__WORK INSTRUCTIONS__:
I would like every record reproduced exactly, with the pictures left out.

__EXERCISE INPUT__:
◇ ◇ ◇ ◇ ◇ ◇ ◇
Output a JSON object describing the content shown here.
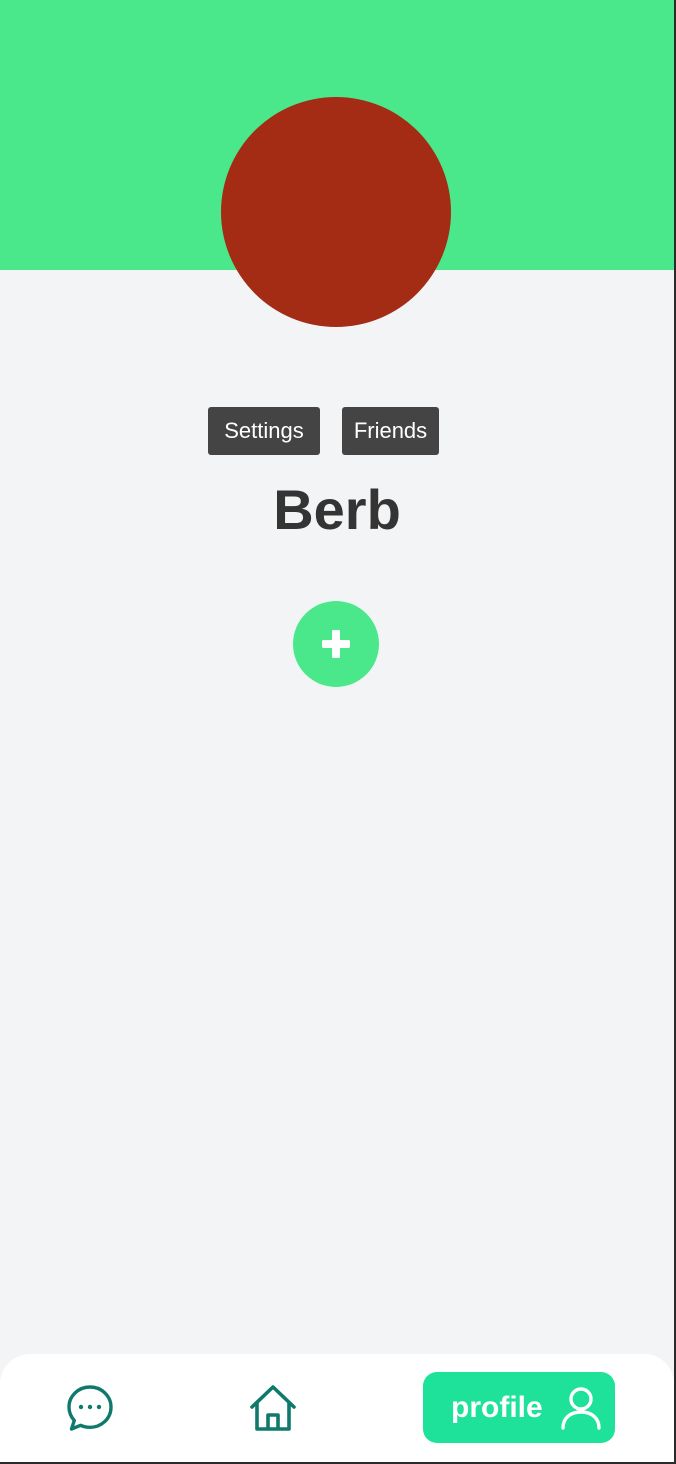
{
  "colors": {
    "header_green": "#4ae88b",
    "avatar_red": "#a52c14",
    "button_dark": "#444444",
    "add_green": "#4ae88b",
    "nav_teal": "#0f7a6b",
    "profile_tab_bg": "#1ee19a"
  },
  "profile": {
    "username": "Berb",
    "avatar_icon": "avatar-circle"
  },
  "actions": {
    "settings_label": "Settings",
    "friends_label": "Friends"
  },
  "add_button": {
    "icon": "plus-icon"
  },
  "bottom_nav": {
    "chat_icon": "chat-bubble-icon",
    "home_icon": "home-icon",
    "profile_label": "profile",
    "profile_icon": "user-icon",
    "active_tab": "profile"
  }
}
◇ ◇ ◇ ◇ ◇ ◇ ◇
__ANSWER TO THIS TASK__:
Output a JSON object describing the content shown here.
{
  "colors": {
    "header_green": "#4ae88b",
    "avatar_red": "#a52c14",
    "button_dark": "#444444",
    "add_green": "#4ae88b",
    "nav_teal": "#0f7a6b",
    "profile_tab_bg": "#1ee19a"
  },
  "profile": {
    "username": "Berb",
    "avatar_icon": "avatar-circle"
  },
  "actions": {
    "settings_label": "Settings",
    "friends_label": "Friends"
  },
  "add_button": {
    "icon": "plus-icon"
  },
  "bottom_nav": {
    "chat_icon": "chat-bubble-icon",
    "home_icon": "home-icon",
    "profile_label": "profile",
    "profile_icon": "user-icon",
    "active_tab": "profile"
  }
}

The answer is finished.